“The emissions standard in SB 6001 is a good first step to begin seriously addressing climate change pollution,” said Craig Engelking of the Sierra Club. “We applaud Sen. Pridemore and the Legislature for passing this crucial legislation and Gov. Gregoire for adding to her environmental legacy by signing it. This sets the stage to change the way we power our state.”

In keeping with the old adage “when you’re in a hole stop digging”, SB 6001 limits the carbon emissions from investments by utilities to meet the energy needs of Washington. Beginning July 1, 2008, state utilities will be barred from building facilities or signing long-term contracts to buy power from facilities that pump out more climate pollution than a basic, modern natural gas-fueled plant.

“The point is to hold the line on new sources of pollution while we develop a comprehensive plan to cut global warming pollution and build clean energy solutions,” said KC Golden, policy director of Climate Solutions, one of several environmental community leaders who helped negotiate SB 6001 through the Legislature.

Golden is a member of the advisory team that will sort through recommendations from the numerous workgroups involved in the Governor’s climate change process.

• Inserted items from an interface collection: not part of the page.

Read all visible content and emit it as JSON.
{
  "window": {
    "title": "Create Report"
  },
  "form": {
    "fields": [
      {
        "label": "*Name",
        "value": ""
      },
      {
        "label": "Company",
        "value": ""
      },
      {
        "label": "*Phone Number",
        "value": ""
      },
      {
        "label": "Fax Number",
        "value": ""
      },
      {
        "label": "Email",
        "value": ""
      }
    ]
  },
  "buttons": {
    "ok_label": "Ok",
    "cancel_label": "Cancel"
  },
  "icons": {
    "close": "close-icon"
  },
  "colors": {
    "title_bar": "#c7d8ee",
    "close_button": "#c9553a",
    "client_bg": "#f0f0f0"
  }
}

Representatives of most of the state’s major environmental groups – including, the Sierra Club, Audubon Washington, WashPIRG, National Wildlife Federation, Earth Ministry, People for Puget Sound and Washington Environmental Council – sit on the various subcommittees working to reduce pollution and promote climate solutions from the transportation, industrial, energy production, agricultural, forestry and other sectors.

The advisory team’s official charge is to find ways to meet the targets set out in the Governor’s February 2007 executive order and now codified in law through SB 6001:

Reducing climate pollution -- to 1990 levels by 2020, additional reduction to 25% below 1990 levels by 2035, and then to half of 1990 levels by 2050. This will triple the number of clean-energy jobs in the state to 25,000 by 2020.

Current science concludes that with an 80% reduction from current levels of global warming pollution by 2050 – basically, 2 percent a year – we can avert the worst effects of global warming. Accomplishing this type of change will require legally binding limits on pollution.

The next meeting of the governor’s climate advisory group is set for June 5 in Spokane. Public comments will be taken during that and succeeding sessions. For more information on the governor’s climate change process, go to: